→ Prompt:
The entries are to be written out again with no differences.

[Excerpts from a dataset]
##########

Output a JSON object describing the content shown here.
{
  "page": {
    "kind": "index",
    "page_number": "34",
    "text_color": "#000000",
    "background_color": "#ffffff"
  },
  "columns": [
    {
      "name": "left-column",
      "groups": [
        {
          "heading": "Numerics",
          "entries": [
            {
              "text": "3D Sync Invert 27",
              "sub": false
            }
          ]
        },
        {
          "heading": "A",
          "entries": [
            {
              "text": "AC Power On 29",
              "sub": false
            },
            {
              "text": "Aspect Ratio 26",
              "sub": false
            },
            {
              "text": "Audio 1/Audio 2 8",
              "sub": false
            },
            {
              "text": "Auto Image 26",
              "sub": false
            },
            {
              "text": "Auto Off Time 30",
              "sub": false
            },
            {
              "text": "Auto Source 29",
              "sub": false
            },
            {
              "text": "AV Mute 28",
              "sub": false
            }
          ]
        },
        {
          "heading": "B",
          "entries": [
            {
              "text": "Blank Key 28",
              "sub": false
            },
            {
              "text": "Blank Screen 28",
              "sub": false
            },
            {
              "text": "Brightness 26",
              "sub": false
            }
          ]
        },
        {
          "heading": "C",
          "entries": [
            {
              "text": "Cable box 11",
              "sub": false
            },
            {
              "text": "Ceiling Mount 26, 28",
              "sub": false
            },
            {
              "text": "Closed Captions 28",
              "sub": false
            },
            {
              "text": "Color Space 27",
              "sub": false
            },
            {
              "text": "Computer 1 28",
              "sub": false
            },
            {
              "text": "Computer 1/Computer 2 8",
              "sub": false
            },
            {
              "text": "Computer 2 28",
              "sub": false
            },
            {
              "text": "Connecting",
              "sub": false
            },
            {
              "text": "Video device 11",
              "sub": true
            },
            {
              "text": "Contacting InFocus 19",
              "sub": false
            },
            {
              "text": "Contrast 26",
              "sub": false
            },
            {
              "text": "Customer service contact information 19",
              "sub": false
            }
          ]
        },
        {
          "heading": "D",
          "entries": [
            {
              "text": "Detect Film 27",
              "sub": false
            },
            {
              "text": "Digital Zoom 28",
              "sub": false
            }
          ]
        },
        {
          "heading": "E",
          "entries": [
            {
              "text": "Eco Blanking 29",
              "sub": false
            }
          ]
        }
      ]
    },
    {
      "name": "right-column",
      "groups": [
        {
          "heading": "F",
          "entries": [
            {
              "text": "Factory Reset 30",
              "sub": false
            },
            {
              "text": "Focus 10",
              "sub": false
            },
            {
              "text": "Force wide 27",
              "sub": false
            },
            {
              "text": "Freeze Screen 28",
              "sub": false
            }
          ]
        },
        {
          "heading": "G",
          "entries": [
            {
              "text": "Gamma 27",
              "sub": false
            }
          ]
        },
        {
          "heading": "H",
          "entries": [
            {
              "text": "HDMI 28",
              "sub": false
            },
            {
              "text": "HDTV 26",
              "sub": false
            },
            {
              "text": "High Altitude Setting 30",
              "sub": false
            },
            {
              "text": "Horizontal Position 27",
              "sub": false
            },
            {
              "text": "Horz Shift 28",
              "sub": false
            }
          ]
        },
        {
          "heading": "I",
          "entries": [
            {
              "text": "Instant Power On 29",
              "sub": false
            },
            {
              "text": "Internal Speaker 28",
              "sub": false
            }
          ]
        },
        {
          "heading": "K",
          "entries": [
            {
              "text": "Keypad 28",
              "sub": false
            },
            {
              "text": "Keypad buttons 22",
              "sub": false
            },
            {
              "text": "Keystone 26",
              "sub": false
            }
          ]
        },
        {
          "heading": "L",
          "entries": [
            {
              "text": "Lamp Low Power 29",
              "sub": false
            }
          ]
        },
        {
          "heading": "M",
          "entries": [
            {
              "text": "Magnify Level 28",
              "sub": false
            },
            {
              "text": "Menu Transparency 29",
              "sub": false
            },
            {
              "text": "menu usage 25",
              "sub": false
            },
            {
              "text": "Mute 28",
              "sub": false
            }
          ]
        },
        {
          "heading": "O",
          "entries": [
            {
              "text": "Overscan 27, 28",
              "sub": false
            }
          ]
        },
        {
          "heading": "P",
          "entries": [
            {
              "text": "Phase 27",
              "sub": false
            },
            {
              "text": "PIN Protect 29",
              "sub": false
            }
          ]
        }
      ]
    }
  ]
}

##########

→ Answer area:
Output a JSON object describing the content shown here.
{
  "page": {
    "kind": "index",
    "page_number": "34",
    "text_color": "#000000",
    "background_color": "#ffffff"
  },
  "columns": [
    {
      "name": "left-column",
      "groups": [
        {
          "heading": "Numerics",
          "entries": [
            {
              "text": "3D Sync Invert 27",
              "sub": false
            }
          ]
        },
        {
          "heading": "A",
          "entries": [
            {
              "text": "AC Power On 29",
              "sub": false
            },
            {
              "text": "Aspect Ratio 26",
              "sub": false
            },
            {
              "text": "Audio 1/Audio 2 8",
              "sub": false
            },
            {
              "text": "Auto Image 26",
              "sub": false
            },
            {
              "text": "Auto Off Time 30",
              "sub": false
            },
            {
              "text": "Auto Source 29",
              "sub": false
            },
            {
              "text": "AV Mute 28",
              "sub": false
            }
          ]
        },
        {
          "heading": "B",
          "entries": [
            {
              "text": "Blank Key 28",
              "sub": false
            },
            {
              "text": "Blank Screen 28",
              "sub": false
            },
            {
              "text": "Brightness 26",
              "sub": false
            }
          ]
        },
        {
          "heading": "C",
          "entries": [
            {
              "text": "Cable box 11",
              "sub": false
            },
            {
              "text": "Ceiling Mount 26, 28",
              "sub": false
            },
            {
              "text": "Closed Captions 28",
              "sub": false
            },
            {
              "text": "Color Space 27",
              "sub": false
            },
            {
              "text": "Computer 1 28",
              "sub": false
            },
            {
              "text": "Computer 1/Computer 2 8",
              "sub": false
            },
            {
              "text": "Computer 2 28",
              "sub": false
            },
            {
              "text": "Connecting",
              "sub": false
            },
            {
              "text": "Video device 11",
              "sub": true
            },
            {
              "text": "Contacting InFocus 19",
              "sub": false
            },
            {
              "text": "Contrast 26",
              "sub": false
            },
            {
              "text": "Customer service contact information 19",
              "sub": false
            }
          ]
        },
        {
          "heading": "D",
          "entries": [
            {
              "text": "Detect Film 27",
              "sub": false
            },
            {
              "text": "Digital Zoom 28",
              "sub": false
            }
          ]
        },
        {
          "heading": "E",
          "entries": [
            {
              "text": "Eco Blanking 29",
              "sub": false
            }
          ]
        }
      ]
    },
    {
      "name": "right-column",
      "groups": [
        {
          "heading": "F",
          "entries": [
            {
              "text": "Factory Reset 30",
              "sub": false
            },
            {
              "text": "Focus 10",
              "sub": false
            },
            {
              "text": "Force wide 27",
              "sub": false
            },
            {
              "text": "Freeze Screen 28",
              "sub": false
            }
          ]
        },
        {
          "heading": "G",
          "entries": [
            {
              "text": "Gamma 27",
              "sub": false
            }
          ]
        },
        {
          "heading": "H",
          "entries": [
            {
              "text": "HDMI 28",
              "sub": false
            },
            {
              "text": "HDTV 26",
              "sub": false
            },
            {
              "text": "High Altitude Setting 30",
              "sub": false
            },
            {
              "text": "Horizontal Position 27",
              "sub": false
            },
            {
              "text": "Horz Shift 28",
              "sub": false
            }
          ]
        },
        {
          "heading": "I",
          "entries": [
            {
              "text": "Instant Power On 29",
              "sub": false
            },
            {
              "text": "Internal Speaker 28",
              "sub": false
            }
          ]
        },
        {
          "heading": "K",
          "entries": [
            {
              "text": "Keypad 28",
              "sub": false
            },
            {
              "text": "Keypad buttons 22",
              "sub": false
            },
            {
              "text": "Keystone 26",
              "sub": false
            }
          ]
        },
        {
          "heading": "L",
          "entries": [
            {
              "text": "Lamp Low Power 29",
              "sub": false
            }
          ]
        },
        {
          "heading": "M",
          "entries": [
            {
              "text": "Magnify Level 28",
              "sub": false
            },
            {
              "text": "Menu Transparency 29",
              "sub": false
            },
            {
              "text": "menu usage 25",
              "sub": false
            },
            {
              "text": "Mute 28",
              "sub": false
            }
          ]
        },
        {
          "heading": "O",
          "entries": [
            {
              "text": "Overscan 27, 28",
              "sub": false
            }
          ]
        },
        {
          "heading": "P",
          "entries": [
            {
              "text": "Phase 27",
              "sub": false
            },
            {
              "text": "PIN Protect 29",
              "sub": false
            }
          ]
        }
      ]
    }
  ]
}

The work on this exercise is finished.